Shoot My Darlin'

Director: Hitoshi Ozawa
Year: 1997
Production Company: Shochiku
Running Time: 86 minutes

As a small bonus for Hong Kong film fans, this low budget gunplay actioner from Japan co-stars the lovely Lolitaesque Vivian Hsu. With her pouty faced innocence she has made herself into a pan-Asian idol from the mid-90’s to today. Born in 1975, this Taiwanese cutie pie first attempted to make it in her home country as a singer while still a teenager in a group called ShaoNuDui but when that didn’t click she switched to modeling and acting in Hong Kong where she found some success – perhaps more as a model than as an actress.

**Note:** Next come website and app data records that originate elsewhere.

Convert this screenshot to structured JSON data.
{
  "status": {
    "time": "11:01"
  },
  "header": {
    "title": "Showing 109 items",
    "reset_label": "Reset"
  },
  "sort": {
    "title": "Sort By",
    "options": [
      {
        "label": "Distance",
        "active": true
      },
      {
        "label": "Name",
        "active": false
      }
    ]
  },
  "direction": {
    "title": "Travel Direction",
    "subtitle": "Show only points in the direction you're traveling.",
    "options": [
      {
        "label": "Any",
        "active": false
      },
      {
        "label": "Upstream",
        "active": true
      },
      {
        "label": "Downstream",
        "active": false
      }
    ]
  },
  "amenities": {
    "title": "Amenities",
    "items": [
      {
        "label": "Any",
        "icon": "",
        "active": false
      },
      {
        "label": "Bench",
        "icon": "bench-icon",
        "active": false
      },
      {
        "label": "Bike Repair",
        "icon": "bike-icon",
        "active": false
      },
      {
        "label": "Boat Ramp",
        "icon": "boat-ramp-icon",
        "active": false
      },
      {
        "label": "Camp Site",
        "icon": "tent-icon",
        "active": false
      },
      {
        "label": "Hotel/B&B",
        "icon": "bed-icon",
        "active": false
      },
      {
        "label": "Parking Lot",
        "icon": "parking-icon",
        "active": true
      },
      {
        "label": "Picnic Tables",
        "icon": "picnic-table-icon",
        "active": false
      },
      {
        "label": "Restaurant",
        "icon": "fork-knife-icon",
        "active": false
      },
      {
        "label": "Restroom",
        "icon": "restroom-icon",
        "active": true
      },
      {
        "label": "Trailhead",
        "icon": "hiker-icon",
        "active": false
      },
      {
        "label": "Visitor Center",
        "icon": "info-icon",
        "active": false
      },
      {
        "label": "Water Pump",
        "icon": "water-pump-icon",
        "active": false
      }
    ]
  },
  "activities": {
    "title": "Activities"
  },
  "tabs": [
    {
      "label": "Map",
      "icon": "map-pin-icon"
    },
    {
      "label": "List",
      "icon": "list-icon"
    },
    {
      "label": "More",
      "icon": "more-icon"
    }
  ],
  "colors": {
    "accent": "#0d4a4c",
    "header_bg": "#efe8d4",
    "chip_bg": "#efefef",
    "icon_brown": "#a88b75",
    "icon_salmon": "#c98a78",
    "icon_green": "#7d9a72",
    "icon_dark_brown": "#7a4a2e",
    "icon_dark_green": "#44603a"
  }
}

What an odd schizophrenic film career she has had – on one hand she has appeared in a few quasi-children films like “Shaolin Popeye” and “Adventurous Treasure Island”, a few solid mainstream films such as “Your Place or Mine” and Jackie Chan’s “Accidental Spy” but also spread out to make a couple films with heat inducing nude scenes as in “Angel Heart” and “Devil Angel”.

Vivian also produced a few photo books that displayed her natural charms. Her combination of adolescent innocence and sexuality made her a natural for the Japanese market and beginning in 1996 with the release of a musical album sung in Japanese she has become quite popular over there. She was also one of the mainstays on a Japanese TV comedy show starring Kiyoya Nanami and his troupe UriNari in which she sang with her group Black Biscuits. She also took Korean lessons and put out a Korean album – I anxiously await her Mongolian breakthrough!
She doesn’t get to exercise her acting chops much in this film but does get the opportunity to speak in both Chinese and Japanese. She plays Reika, a Chinese Filipino, who makes the mistake of absconding with a suitcase of cocaine and has much of the Philippine’s underworld after her (I guess the Japanese also go to the Philippines to shoot low-budget action films). Joker (Hitoshi Ozawa – also the director, writer and producer of the film) is a tough silent professional killer (do they come any other way) who is hired to find her and deliver her to a specific location. Finding her is easy, but she is being held prisoner by a couple thugs who are soon a couple ex-thugs with bullets in their head to keep them company. Joker grabs her and drags her into a passing taxi and they are on their way with another gang soon on their heels.
In the ensuing 90-minutes there are the expected double-crosses, macho posing, bad bad guy acting and enough shootouts to keep some gun crazy fans all warm and fuzzy. The last third of the film is almost all dedicated to shooting at one another – lots of the bad guys go down but our heroes (now including the taxi driver (Masahiro Yamashita) who wants to get his hands on the drugs as well) manage to stay on their feet for most of the film – gunshot wounds be damned. It isn’t a particularly smart film – one would have to guess the country was as small as a postage stamp the way everyone is able to know exactly where everyone else is – if only US intel was half as good as this. It also doesn’t make a whole lot of sense once you understand what is going on. And just why the bad guys head into a dead end cave at one point is a mystery I will never quite get – other than perhaps Hitoshi as the director thought it would be fun to have a shootout in a cave. It’s not a bad time passer I suppose with its large amount of B film action but Vivian stays sadly covered up and doesn’t even get to shoot anybody and with a title that reads "Shoot My Darlin" one might rightly expect her to take down a few baddies..

My rating for this film: 5.5